PROBLEM REQUIREMENTS:
Which lines in the records below hold the word "data"? Copy each of them.
(ENTRIES PROVIDED)
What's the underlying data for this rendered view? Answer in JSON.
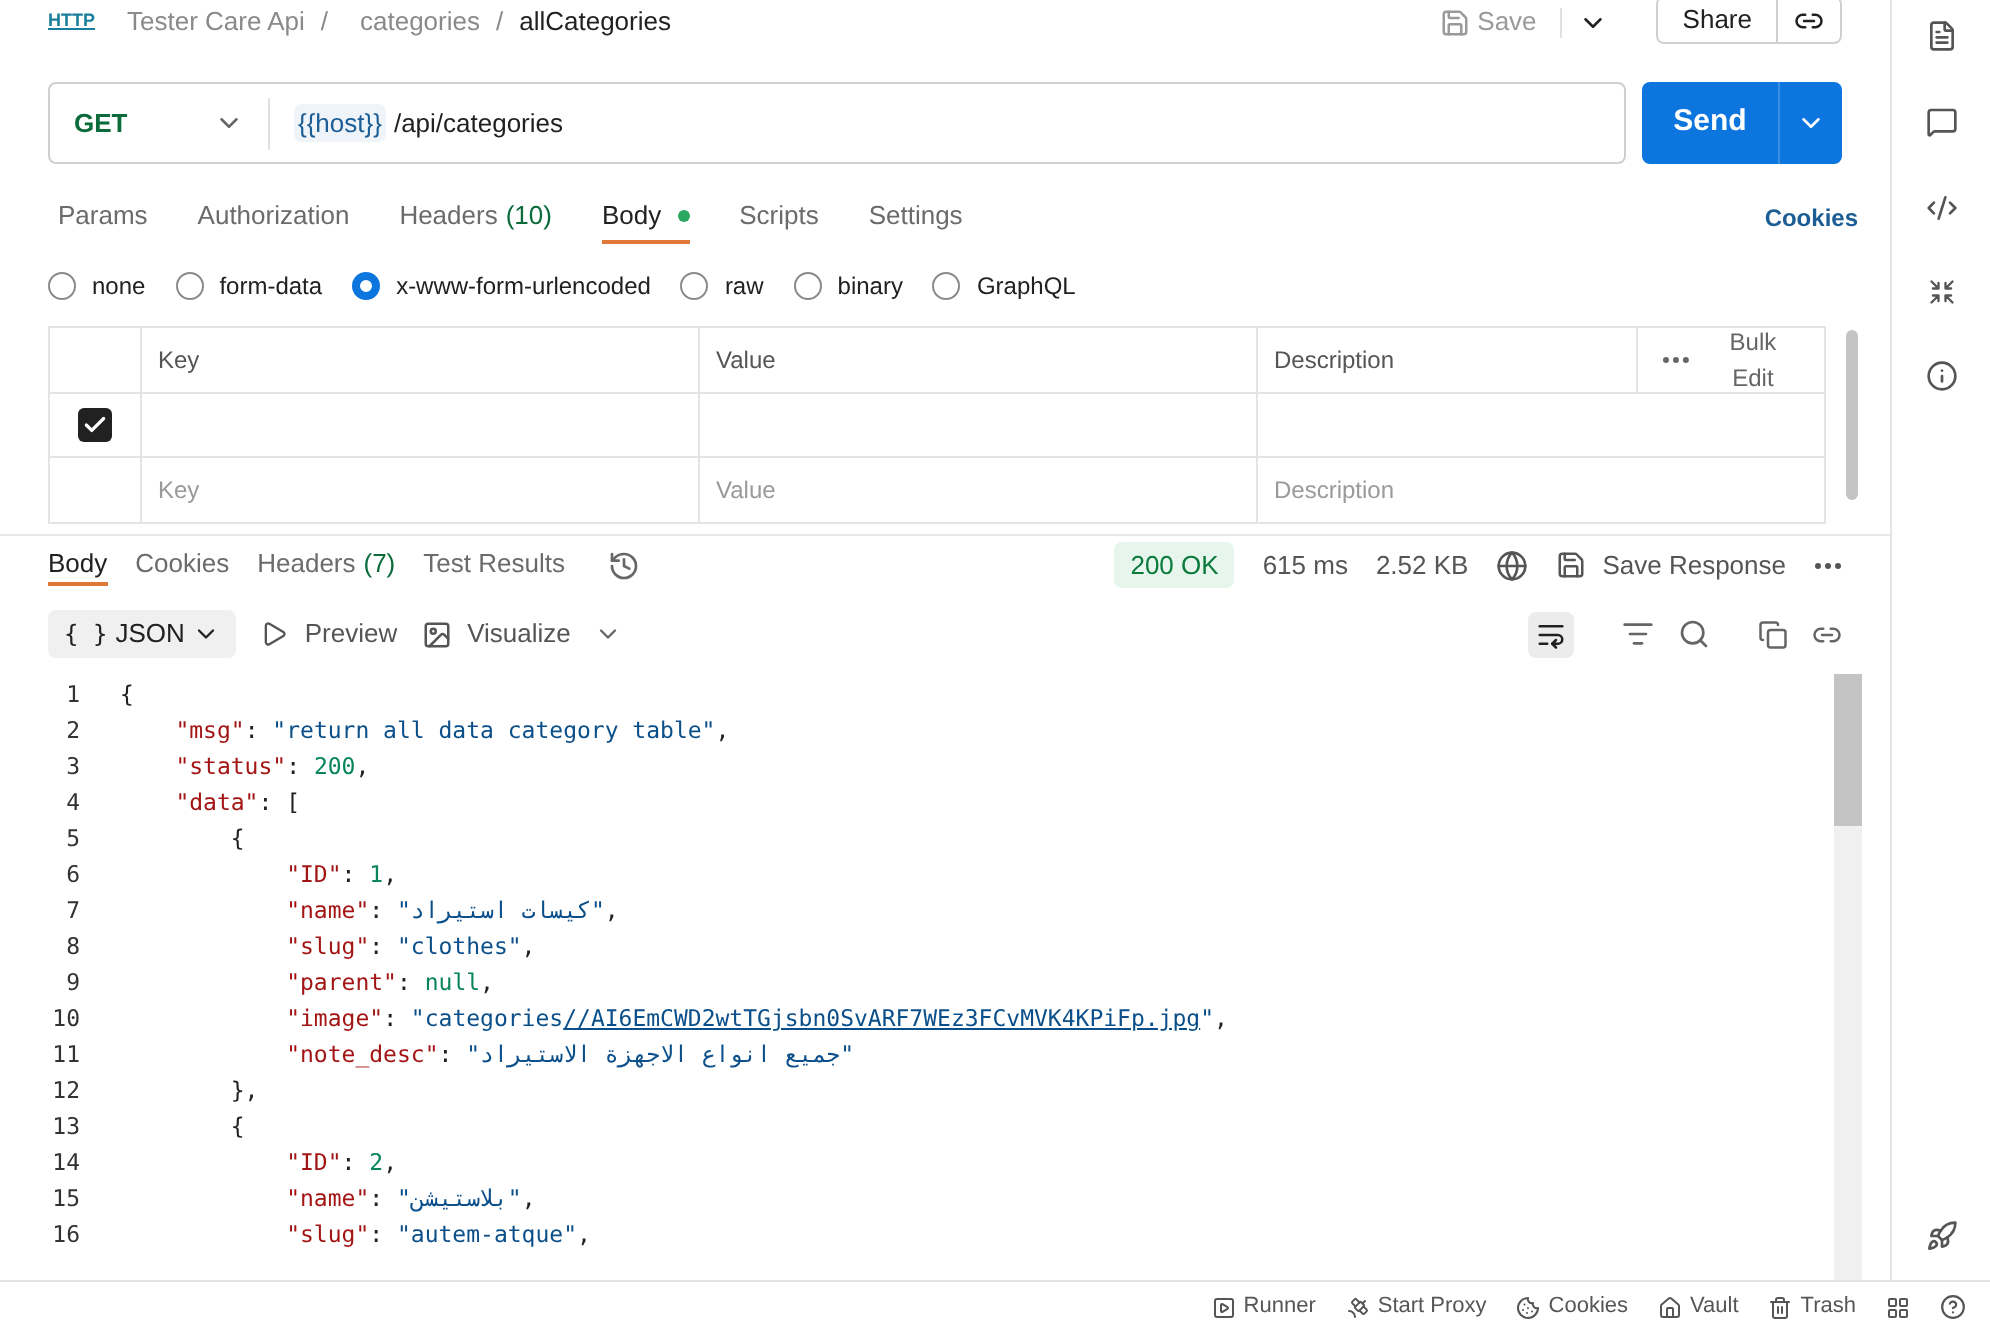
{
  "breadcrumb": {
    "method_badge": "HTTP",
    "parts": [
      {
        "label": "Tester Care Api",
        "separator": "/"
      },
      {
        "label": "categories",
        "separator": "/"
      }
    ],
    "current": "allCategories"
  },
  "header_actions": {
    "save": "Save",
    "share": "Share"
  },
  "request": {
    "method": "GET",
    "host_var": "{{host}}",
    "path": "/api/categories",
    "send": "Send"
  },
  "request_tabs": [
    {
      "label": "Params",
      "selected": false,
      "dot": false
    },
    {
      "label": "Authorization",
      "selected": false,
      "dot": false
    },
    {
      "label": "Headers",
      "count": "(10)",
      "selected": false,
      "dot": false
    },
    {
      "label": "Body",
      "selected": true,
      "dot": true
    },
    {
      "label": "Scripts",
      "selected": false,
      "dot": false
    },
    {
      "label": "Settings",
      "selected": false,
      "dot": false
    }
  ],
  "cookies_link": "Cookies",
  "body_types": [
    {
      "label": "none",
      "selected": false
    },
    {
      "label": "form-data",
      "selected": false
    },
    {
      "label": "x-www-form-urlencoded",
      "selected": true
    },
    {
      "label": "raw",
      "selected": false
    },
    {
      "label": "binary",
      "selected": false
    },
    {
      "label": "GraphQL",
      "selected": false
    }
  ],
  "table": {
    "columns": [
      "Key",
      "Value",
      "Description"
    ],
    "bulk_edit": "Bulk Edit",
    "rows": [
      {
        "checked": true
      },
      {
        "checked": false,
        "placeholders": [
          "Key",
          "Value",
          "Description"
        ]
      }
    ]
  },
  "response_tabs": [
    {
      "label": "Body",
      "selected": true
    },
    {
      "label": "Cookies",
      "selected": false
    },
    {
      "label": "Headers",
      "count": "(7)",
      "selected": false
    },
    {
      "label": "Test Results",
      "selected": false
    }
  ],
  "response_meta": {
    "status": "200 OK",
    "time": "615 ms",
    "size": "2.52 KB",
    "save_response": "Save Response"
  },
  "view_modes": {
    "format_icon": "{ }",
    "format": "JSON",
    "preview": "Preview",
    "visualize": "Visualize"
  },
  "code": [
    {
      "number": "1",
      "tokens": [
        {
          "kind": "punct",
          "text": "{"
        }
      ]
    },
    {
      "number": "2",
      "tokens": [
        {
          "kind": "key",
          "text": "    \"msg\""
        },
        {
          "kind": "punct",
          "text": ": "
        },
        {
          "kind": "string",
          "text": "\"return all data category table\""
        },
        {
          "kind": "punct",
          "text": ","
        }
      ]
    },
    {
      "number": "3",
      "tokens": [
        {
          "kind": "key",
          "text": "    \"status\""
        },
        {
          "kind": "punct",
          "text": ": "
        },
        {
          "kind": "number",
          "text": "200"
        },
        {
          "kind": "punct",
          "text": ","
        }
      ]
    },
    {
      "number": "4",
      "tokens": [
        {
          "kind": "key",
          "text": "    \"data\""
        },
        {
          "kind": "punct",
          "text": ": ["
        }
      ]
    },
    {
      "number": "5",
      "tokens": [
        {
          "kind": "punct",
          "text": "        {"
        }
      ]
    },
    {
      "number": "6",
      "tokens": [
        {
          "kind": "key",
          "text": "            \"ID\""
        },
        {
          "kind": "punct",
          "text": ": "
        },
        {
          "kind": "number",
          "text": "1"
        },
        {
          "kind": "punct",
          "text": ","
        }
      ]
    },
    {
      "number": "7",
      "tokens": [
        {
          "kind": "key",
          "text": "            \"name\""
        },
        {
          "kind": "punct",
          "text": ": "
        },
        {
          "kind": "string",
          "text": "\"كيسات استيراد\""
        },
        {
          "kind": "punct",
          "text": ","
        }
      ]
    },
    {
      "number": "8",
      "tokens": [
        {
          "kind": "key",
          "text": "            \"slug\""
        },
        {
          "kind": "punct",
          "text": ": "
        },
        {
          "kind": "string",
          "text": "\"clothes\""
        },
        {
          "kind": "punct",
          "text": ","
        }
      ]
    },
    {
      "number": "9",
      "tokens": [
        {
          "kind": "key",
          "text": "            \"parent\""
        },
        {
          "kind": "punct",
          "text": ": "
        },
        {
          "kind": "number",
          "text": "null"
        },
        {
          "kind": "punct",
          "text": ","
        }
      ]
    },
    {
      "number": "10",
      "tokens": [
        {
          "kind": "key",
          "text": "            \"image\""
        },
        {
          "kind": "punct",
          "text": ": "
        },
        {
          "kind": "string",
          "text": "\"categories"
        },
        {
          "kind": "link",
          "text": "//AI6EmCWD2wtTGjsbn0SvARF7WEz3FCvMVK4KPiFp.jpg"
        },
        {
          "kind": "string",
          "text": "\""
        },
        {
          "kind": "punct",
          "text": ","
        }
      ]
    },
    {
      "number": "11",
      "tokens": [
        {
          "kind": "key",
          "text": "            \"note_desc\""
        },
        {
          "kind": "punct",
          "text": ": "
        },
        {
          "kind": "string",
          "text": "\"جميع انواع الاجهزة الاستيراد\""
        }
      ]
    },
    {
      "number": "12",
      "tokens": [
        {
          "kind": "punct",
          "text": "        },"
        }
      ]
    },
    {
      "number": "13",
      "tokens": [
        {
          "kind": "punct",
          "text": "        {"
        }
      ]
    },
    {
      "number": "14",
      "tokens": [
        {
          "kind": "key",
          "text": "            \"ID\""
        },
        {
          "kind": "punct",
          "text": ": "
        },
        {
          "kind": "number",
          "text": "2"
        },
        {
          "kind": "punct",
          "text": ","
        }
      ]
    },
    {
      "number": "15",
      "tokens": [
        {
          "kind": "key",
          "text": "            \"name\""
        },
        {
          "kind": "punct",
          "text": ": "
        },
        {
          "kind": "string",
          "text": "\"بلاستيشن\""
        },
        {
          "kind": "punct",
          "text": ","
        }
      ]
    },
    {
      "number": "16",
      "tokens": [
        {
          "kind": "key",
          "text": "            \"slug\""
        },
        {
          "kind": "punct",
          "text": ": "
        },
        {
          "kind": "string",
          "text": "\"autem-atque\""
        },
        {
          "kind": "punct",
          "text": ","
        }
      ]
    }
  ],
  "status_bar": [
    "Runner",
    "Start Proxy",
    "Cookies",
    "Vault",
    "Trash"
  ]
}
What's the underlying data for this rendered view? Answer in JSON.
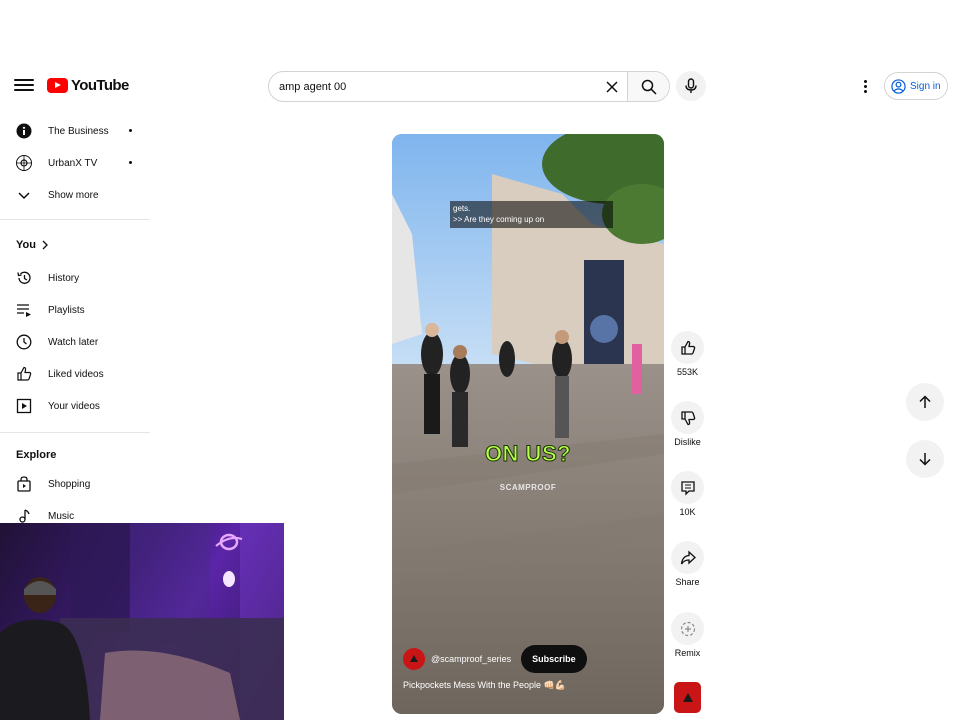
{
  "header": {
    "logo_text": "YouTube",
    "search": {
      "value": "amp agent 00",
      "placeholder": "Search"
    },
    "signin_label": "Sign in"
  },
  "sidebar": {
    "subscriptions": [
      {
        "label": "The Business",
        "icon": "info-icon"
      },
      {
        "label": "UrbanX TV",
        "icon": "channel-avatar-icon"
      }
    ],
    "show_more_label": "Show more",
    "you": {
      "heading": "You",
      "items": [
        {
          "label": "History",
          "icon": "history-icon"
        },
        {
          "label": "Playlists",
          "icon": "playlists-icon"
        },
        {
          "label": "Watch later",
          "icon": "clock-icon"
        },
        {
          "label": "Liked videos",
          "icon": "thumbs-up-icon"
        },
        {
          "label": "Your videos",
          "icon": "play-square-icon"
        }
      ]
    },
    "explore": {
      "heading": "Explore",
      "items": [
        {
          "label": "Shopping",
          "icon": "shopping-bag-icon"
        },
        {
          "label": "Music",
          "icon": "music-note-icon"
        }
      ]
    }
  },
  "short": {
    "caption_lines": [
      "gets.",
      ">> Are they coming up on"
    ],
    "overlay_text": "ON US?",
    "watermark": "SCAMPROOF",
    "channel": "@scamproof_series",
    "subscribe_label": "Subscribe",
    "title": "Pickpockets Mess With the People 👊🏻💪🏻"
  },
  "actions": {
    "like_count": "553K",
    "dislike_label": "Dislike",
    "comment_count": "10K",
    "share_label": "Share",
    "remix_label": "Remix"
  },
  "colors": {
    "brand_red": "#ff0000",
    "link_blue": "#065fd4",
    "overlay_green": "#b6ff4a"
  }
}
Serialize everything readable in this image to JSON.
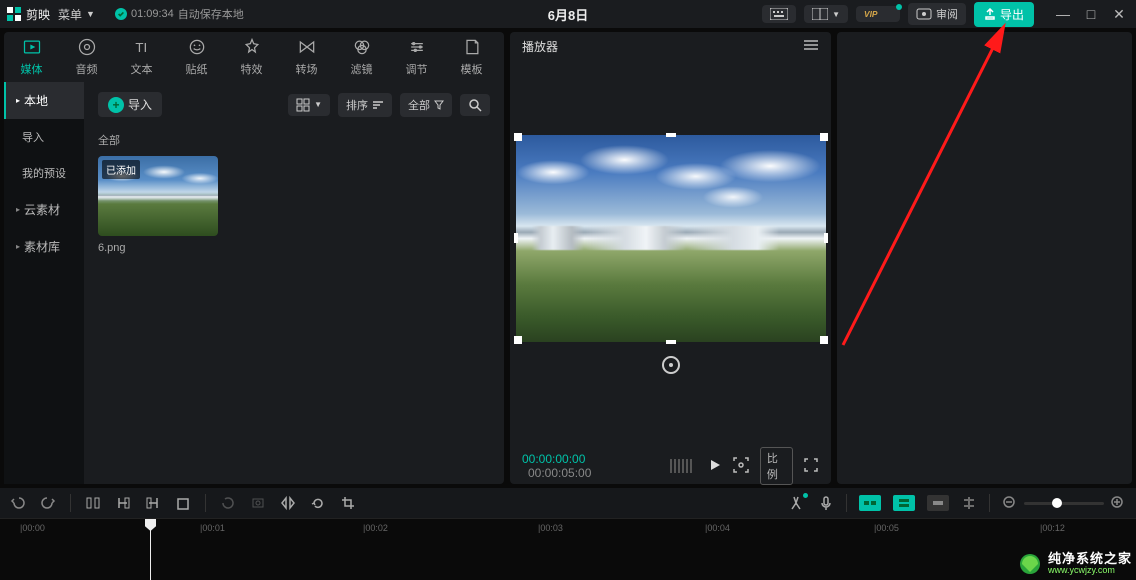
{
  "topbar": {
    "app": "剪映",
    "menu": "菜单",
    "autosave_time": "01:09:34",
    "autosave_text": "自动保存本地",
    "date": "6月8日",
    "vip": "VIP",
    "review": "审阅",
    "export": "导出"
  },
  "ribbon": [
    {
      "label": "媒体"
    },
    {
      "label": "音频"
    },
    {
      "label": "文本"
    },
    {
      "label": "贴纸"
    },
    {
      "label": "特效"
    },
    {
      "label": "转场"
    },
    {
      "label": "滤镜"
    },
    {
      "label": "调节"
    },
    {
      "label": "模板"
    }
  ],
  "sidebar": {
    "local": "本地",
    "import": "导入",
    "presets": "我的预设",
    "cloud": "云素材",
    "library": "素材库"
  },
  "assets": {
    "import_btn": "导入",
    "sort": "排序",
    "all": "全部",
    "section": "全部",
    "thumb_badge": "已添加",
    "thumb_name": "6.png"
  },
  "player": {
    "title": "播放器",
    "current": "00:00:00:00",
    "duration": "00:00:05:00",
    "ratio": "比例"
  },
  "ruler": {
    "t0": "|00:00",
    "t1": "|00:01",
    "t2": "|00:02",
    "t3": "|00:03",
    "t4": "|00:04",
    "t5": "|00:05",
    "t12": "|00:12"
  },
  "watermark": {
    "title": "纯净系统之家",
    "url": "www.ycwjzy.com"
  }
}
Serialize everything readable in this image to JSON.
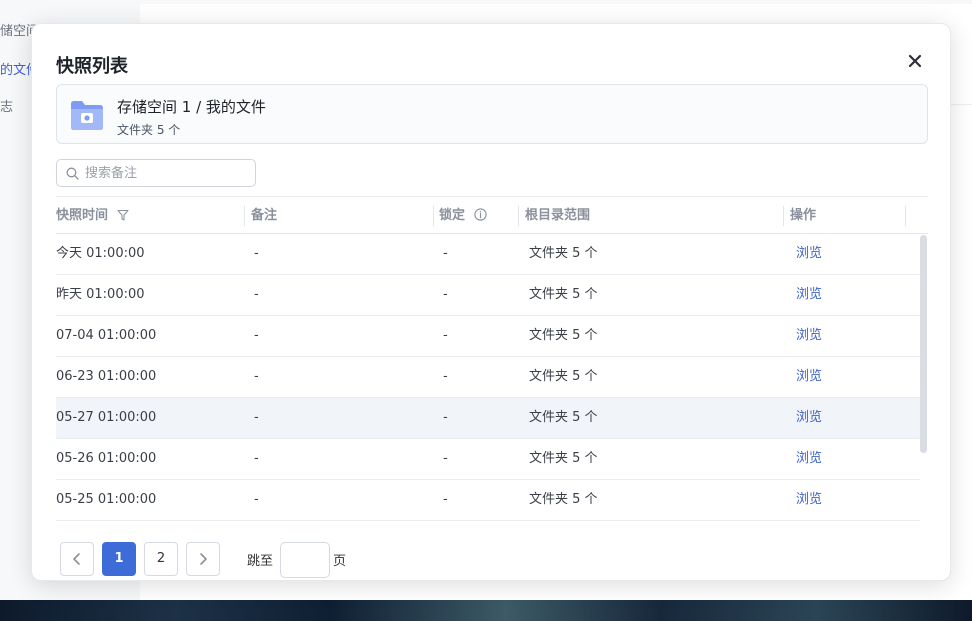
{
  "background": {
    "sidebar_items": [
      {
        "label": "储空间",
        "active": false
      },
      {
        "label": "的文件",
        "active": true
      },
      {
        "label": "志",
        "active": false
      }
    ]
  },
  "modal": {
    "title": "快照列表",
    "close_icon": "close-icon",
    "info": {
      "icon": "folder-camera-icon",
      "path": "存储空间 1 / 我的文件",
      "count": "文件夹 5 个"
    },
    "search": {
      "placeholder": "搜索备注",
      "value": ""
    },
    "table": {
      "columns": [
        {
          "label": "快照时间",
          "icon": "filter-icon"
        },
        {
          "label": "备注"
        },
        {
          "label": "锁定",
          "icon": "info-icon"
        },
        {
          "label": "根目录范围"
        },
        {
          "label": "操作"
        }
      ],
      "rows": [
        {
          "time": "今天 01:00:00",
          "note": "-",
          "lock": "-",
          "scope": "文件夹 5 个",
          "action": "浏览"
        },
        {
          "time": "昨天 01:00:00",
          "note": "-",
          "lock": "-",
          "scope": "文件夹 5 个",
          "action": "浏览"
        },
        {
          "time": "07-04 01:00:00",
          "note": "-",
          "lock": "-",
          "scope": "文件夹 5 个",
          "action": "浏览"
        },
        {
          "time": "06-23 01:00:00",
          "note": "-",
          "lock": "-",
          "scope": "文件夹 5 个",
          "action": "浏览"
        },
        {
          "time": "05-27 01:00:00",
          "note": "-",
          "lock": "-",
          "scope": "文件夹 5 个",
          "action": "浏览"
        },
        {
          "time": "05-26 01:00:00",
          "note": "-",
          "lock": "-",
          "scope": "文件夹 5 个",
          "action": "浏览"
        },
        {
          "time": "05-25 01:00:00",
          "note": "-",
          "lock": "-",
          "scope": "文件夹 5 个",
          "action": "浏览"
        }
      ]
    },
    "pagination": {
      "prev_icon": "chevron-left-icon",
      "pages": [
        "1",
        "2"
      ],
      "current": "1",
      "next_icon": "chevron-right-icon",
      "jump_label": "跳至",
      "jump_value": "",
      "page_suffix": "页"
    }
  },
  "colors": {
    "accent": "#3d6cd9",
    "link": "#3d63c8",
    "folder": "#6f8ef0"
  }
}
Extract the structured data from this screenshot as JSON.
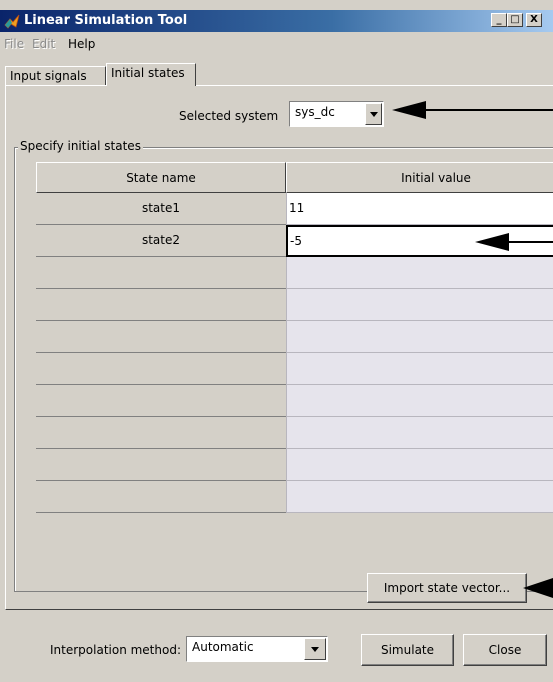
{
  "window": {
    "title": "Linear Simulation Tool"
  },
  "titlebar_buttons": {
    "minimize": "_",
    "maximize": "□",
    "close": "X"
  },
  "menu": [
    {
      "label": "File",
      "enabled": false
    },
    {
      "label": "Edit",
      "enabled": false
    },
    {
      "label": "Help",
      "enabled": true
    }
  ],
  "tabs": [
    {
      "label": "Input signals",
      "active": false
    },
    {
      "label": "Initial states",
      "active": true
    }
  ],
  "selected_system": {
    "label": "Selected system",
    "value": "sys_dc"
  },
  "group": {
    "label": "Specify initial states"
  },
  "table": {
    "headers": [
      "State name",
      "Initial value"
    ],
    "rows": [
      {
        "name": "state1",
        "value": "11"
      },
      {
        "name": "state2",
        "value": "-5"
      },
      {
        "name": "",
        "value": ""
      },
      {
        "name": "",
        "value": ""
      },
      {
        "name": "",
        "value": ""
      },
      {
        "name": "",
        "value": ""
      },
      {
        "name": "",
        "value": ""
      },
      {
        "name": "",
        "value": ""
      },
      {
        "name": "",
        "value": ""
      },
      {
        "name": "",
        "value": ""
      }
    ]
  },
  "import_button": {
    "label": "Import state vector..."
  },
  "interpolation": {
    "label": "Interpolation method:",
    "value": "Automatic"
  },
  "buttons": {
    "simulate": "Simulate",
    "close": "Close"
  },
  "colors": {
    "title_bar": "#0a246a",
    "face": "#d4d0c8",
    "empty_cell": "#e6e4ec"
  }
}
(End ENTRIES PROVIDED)
RESULT OF THIS EXERCISE:
What's the underlying data for this rendered view? Answer in JSON.
      "label": "form-data",
          "text": "\"return all data category table\""
          "text": "    \"data\""
What's the underlying data for this rendered view? Answer in JSON.
Extract the structured data from this screenshot as JSON.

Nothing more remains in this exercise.